Task brief :: Exactly as given, restate each record that follows.
########
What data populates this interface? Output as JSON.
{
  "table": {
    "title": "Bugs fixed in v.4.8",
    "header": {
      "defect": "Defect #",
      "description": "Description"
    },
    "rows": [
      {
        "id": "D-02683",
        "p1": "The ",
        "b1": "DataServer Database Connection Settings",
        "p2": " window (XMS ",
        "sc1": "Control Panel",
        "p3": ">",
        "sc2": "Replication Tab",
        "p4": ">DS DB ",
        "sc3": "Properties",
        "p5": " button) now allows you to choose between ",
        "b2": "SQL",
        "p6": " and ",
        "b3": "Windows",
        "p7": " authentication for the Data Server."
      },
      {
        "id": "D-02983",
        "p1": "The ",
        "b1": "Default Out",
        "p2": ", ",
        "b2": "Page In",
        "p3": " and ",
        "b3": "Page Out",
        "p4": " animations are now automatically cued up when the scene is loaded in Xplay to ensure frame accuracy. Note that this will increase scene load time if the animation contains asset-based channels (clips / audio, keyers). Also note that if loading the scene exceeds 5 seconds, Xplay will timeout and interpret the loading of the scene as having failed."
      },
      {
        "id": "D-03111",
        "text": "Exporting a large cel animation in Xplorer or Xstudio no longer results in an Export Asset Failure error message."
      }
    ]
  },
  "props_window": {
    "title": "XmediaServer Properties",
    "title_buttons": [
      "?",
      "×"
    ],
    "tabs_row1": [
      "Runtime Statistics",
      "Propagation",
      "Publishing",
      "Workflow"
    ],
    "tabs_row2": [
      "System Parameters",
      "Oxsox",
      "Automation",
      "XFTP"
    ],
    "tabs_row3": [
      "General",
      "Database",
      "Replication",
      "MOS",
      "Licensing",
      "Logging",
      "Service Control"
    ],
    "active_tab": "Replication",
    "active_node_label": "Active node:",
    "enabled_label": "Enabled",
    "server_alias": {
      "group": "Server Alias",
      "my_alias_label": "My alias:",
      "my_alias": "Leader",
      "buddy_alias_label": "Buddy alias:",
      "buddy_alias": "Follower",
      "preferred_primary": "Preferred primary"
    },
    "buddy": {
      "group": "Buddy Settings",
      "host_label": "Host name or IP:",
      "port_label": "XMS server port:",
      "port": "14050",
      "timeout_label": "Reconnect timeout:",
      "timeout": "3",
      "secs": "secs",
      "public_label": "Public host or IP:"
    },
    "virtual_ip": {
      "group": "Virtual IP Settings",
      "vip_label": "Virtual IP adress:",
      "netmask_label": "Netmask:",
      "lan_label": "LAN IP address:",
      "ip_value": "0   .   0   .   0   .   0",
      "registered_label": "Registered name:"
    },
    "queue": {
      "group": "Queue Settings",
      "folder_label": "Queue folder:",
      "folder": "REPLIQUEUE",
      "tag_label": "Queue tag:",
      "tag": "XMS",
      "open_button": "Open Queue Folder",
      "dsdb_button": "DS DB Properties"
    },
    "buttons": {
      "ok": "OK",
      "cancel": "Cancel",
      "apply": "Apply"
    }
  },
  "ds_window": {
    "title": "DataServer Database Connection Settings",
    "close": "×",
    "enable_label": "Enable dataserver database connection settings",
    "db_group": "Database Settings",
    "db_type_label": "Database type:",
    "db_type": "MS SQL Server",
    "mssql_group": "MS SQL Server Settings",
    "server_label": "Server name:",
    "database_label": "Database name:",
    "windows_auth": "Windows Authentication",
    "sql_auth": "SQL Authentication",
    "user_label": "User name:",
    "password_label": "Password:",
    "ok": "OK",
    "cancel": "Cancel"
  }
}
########
Answer below ::
What data populates this interface? Output as JSON.
{
  "table": {
    "title": "Bugs fixed in v.4.8",
    "header": {
      "defect": "Defect #",
      "description": "Description"
    },
    "rows": [
      {
        "id": "D-02683",
        "p1": "The ",
        "b1": "DataServer Database Connection Settings",
        "p2": " window (XMS ",
        "sc1": "Control Panel",
        "p3": ">",
        "sc2": "Replication Tab",
        "p4": ">DS DB ",
        "sc3": "Properties",
        "p5": " button) now allows you to choose between ",
        "b2": "SQL",
        "p6": " and ",
        "b3": "Windows",
        "p7": " authentication for the Data Server."
      },
      {
        "id": "D-02983",
        "p1": "The ",
        "b1": "Default Out",
        "p2": ", ",
        "b2": "Page In",
        "p3": " and ",
        "b3": "Page Out",
        "p4": " animations are now automatically cued up when the scene is loaded in Xplay to ensure frame accuracy. Note that this will increase scene load time if the animation contains asset-based channels (clips / audio, keyers). Also note that if loading the scene exceeds 5 seconds, Xplay will timeout and interpret the loading of the scene as having failed."
      },
      {
        "id": "D-03111",
        "text": "Exporting a large cel animation in Xplorer or Xstudio no longer results in an Export Asset Failure error message."
      }
    ]
  },
  "props_window": {
    "title": "XmediaServer Properties",
    "title_buttons": [
      "?",
      "×"
    ],
    "tabs_row1": [
      "Runtime Statistics",
      "Propagation",
      "Publishing",
      "Workflow"
    ],
    "tabs_row2": [
      "System Parameters",
      "Oxsox",
      "Automation",
      "XFTP"
    ],
    "tabs_row3": [
      "General",
      "Database",
      "Replication",
      "MOS",
      "Licensing",
      "Logging",
      "Service Control"
    ],
    "active_tab": "Replication",
    "active_node_label": "Active node:",
    "enabled_label": "Enabled",
    "server_alias": {
      "group": "Server Alias",
      "my_alias_label": "My alias:",
      "my_alias": "Leader",
      "buddy_alias_label": "Buddy alias:",
      "buddy_alias": "Follower",
      "preferred_primary": "Preferred primary"
    },
    "buddy": {
      "group": "Buddy Settings",
      "host_label": "Host name or IP:",
      "port_label": "XMS server port:",
      "port": "14050",
      "timeout_label": "Reconnect timeout:",
      "timeout": "3",
      "secs": "secs",
      "public_label": "Public host or IP:"
    },
    "virtual_ip": {
      "group": "Virtual IP Settings",
      "vip_label": "Virtual IP adress:",
      "netmask_label": "Netmask:",
      "lan_label": "LAN IP address:",
      "ip_value": "0   .   0   .   0   .   0",
      "registered_label": "Registered name:"
    },
    "queue": {
      "group": "Queue Settings",
      "folder_label": "Queue folder:",
      "folder": "REPLIQUEUE",
      "tag_label": "Queue tag:",
      "tag": "XMS",
      "open_button": "Open Queue Folder",
      "dsdb_button": "DS DB Properties"
    },
    "buttons": {
      "ok": "OK",
      "cancel": "Cancel",
      "apply": "Apply"
    }
  },
  "ds_window": {
    "title": "DataServer Database Connection Settings",
    "close": "×",
    "enable_label": "Enable dataserver database connection settings",
    "db_group": "Database Settings",
    "db_type_label": "Database type:",
    "db_type": "MS SQL Server",
    "mssql_group": "MS SQL Server Settings",
    "server_label": "Server name:",
    "database_label": "Database name:",
    "windows_auth": "Windows Authentication",
    "sql_auth": "SQL Authentication",
    "user_label": "User name:",
    "password_label": "Password:",
    "ok": "OK",
    "cancel": "Cancel"
  }
}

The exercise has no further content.